the very foundation of Western thought, Genesis, to the current
dehumanization of political enemies as "animals," people
have taken power and false morality in order to exert dominance
over others. At the nadir of this depressing history is the incomprehensible
evil wreaked on the Jews by Hitler; but the book does an excellent
job of showing how the way was paved by, among other factors,
Henry Ford and assembly-line slaughterhouses, animal breeding
and forced sterilization, hunting, slavery, and the conquest of
the Americas. Indeed, the author does an admirable work of research
in drawing the links between these various lineages of oppression
and murder--as, for instance, between the treatment of slaves
and the treatment of beasts of burden. Through all of it the tone
is impeccably objective, letting the horrific facts and connections

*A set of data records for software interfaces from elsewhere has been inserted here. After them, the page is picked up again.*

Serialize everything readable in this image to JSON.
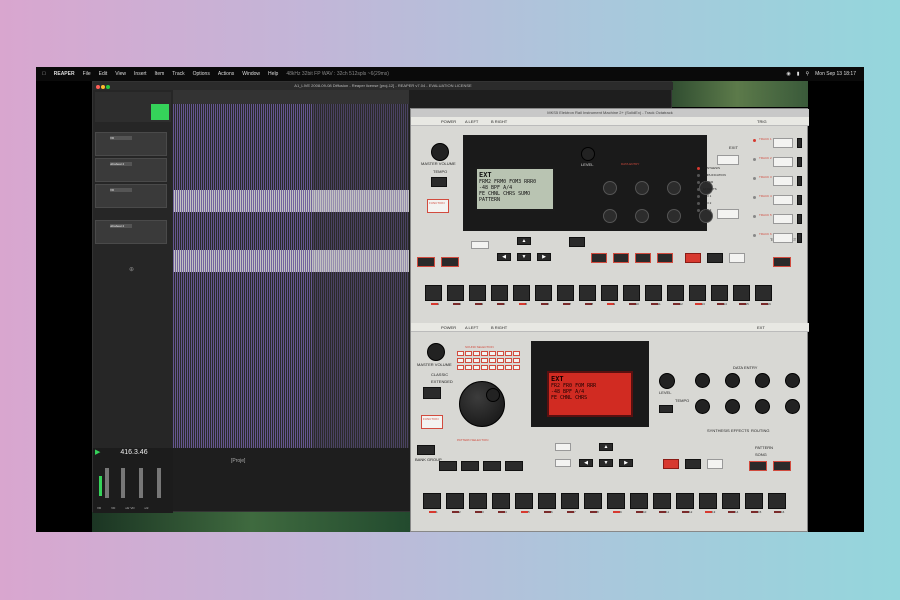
{
  "menubar": {
    "app": "REAPER",
    "items": [
      "File",
      "Edit",
      "View",
      "Insert",
      "Item",
      "Track",
      "Options",
      "Actions",
      "Window",
      "Help"
    ],
    "status_text": "48kHz 32bit FP WAV : 32ch 512spls ~6(29ms)",
    "clock": "Mon Sep 13 18:17"
  },
  "reaper": {
    "window_title": "A1_LIVE 2008-09-08 Diffusion - Reaper license [proj-12] - REAPER v7.04 - EVALUATION LICENSE",
    "tracks": [
      {
        "name": "VD",
        "color": "#3aa3d8"
      },
      {
        "name": "ultrabeat 2",
        "color": "#3aa3d8"
      },
      {
        "name": "VD",
        "color": "#3aa3d8"
      },
      {
        "name": "ultrabeat 2",
        "color": "#3aa3d8"
      }
    ],
    "time": "416.3.46",
    "project_label": "[Proje]",
    "mixer_labels": [
      "VD",
      "VD",
      "ultr VD",
      "ultr"
    ]
  },
  "plugin": {
    "window_title": "MKS5 Elektron Rail Instrument Machine 2+ (SolidEx) - Track Octatrack",
    "top": {
      "header": [
        "POWER",
        "A LEFT",
        "B RIGHT",
        "1",
        "2",
        "3",
        "4",
        "5",
        "6",
        "IN",
        "CH1",
        "TRIG"
      ],
      "master_volume": "MASTER VOLUME",
      "tempo": "TEMPO",
      "function": "FUNCTION",
      "level": "LEVEL",
      "data_entry": "DATA ENTRY",
      "exit": "EXIT",
      "lcd_lines": [
        "EXT",
        "FRM2 FRM0 FOM3 RRR0",
        "-48 BPF A/4",
        "FE CHNL CHRS SUMO",
        "PATTERN",
        "SAW FILTER"
      ],
      "mode_leds": [
        "SYNTHESIS",
        "AMPLIFICATION",
        "FILTER",
        "EFFECTS",
        "LFO 1",
        "LFO 2",
        "LFO 3"
      ],
      "sub_labels": [
        "PATTERN",
        "KIT",
        "SONG"
      ],
      "buttons_left": [
        "GLOBAL",
        "KIT"
      ],
      "buttons_mid": [
        "ARP",
        "TRANSPOSE",
        "SWING",
        "SCALE"
      ],
      "buttons_right": [
        "COPY",
        "CLEAR",
        "PASTE"
      ],
      "track_labels": [
        "TRACK 1",
        "TRACK 2",
        "TRACK 3",
        "TRACK 4",
        "TRACK 5",
        "TRACK 6"
      ],
      "trig_select": "TRIG SELECT",
      "extra": [
        "ARP",
        "FILTER",
        "ENV",
        "LFO"
      ],
      "pad_numbers": [
        "1",
        "2",
        "3",
        "4",
        "5",
        "6",
        "7",
        "8",
        "9",
        "10",
        "11",
        "12",
        "13",
        "14",
        "15",
        "16"
      ]
    },
    "bottom": {
      "header": [
        "POWER",
        "A LEFT",
        "B RIGHT",
        "",
        "",
        "",
        "",
        "",
        "IN",
        "OUT",
        "TRIG",
        "",
        "",
        "",
        "EXT"
      ],
      "master_volume": "MASTER VOLUME",
      "sound_selection": "SOUND SELECTION",
      "classic": "CLASSIC",
      "extended": "EXTENDED",
      "function": "FUNCTION",
      "level": "LEVEL",
      "tempo": "TEMPO",
      "data_entry": "DATA ENTRY",
      "lcd_lines": [
        "EXT",
        "FR2 FR0 FOM RRR",
        "-48 BPF A/4",
        "FE CHNL CHRS"
      ],
      "pattern_selection": "PATTERN SELECTION",
      "bank_group": "BANK GROUP",
      "mode_labels": [
        "SYNTHESIS",
        "EFFECTS",
        "ROUTING"
      ],
      "buttons": [
        "MUTE",
        "ACCENT",
        "SWING",
        "SLIDE"
      ],
      "buttons_right": [
        "COPY",
        "CLEAR",
        "PASTE"
      ],
      "pattern_song": [
        "PATTERN",
        "SONG"
      ],
      "global": "GLOBAL",
      "pad_numbers": [
        "1",
        "2",
        "3",
        "4",
        "5",
        "6",
        "7",
        "8",
        "9",
        "10",
        "11",
        "12",
        "13",
        "14",
        "15",
        "16"
      ]
    }
  },
  "colors": {
    "accent_red": "#d7392f",
    "lcd_green": "#b9c4b2",
    "lcd_red": "#d12b22",
    "reaper_bg": "#1e1e1e",
    "track_green": "#35d35a"
  }
}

speak for themselves.
In contrast, the book's conclusion (comprising its final third,
and entitled "Holocaust Echoes") homes in rather one-dimensionally
in on what really is the author's chief concern: the cause of
animal rights. The mountain of dead bodies assembled earlier in
the work certainly proves the point that for animals the holocaust
is a daily reality. What is missing, however, is any consideration
of the rationale which supports meat-eating and its industry.
Obviously billions of humans addicted to meat have their reasons,
and not all of those reasons have to do with sheer domination.
Many native American peoples have survived largely by virtue
of their dependence on animals for food, clothing, and shelter;
in the far north that dependence was absolute. In such a context
animals have to this day been given sacred status, and killed
with respect for supporting human life. Earlier in human history,
animals similarly played a key food role in allowing our species
to expand and survive in conditions that were unfavorable to supporting
year-round vegetable diets. The advent of agriculture allowed
that dependence on dwindling herds of game to shift to cereal
grains: but again animals were necessary, this time to provide
the labor and manure. Finally, I wonder how the author would deal
with the question of carnivorous animals: are only non-human animals
allowed to kill for food with impunity?
Eternal Treblinka is nothing if not thought-provoking. The host
of central questions--like ghosts from the gas chambers--arise
and refuse to go away.
Is killing animals absolutely unjust, or are there occasions
where it is morally "okay"? This question is reminiscent
of the hoary Catholic concept of the "just war." Christians--and
Jews--for centuries have preached the commandment "Thou shalt
not kill" (other humans) but have made haste to cover the
globe (or get swift revenge on Palestinian settlers) doing just
Is it unjust to kill all animals? What about oysters? Fish? Blue-green
algae? What about plants--which other researchers have shown to
respond to human emotion (including thoughts of harm!) or classical
music (Wagner, anyone?)
Was it okay to kill animals when it was a matter of human survival,
but no longer okay when we can buy California soybeans year-round?
Except maybe in the Arctic where it still might be . . . or only
in cases of imminent starvation? The same question could be applied
to cannibalism, I suppose: leg of lady is only on the menu on
Day 30 after a plane-crash or shipwreck?
Or is it all a matter of degree? No absolutes, but just a consideration
of scale, attitude, mind-set? If we went back to the family farm,
or the bison on the prairie, or the scavenged lion-kill, can we
eat meat then (after prayers) and be pure?
Or do we have to find that Space-Odyssey moment of revelation
in our dim apelike history when the light bulb should have gone
on--and instead of wielding the first club against our food-grubbing
neighbor, we throw it down and cry out to friend and foe alike:
"War no more! We can grow sprouts together (and when our
descendents invent blenders, they can wash it down with hemp milk)!"
I'm almost ashamed to be so irreverent in the face of such evil
in the world; and in playing devil's advocate I risk the liberal
disease of rational dismissal, which amounts to denial. On the
other hand, I don't call myself "Cougar"
more about Eternal
Reviews by Nowick Gray]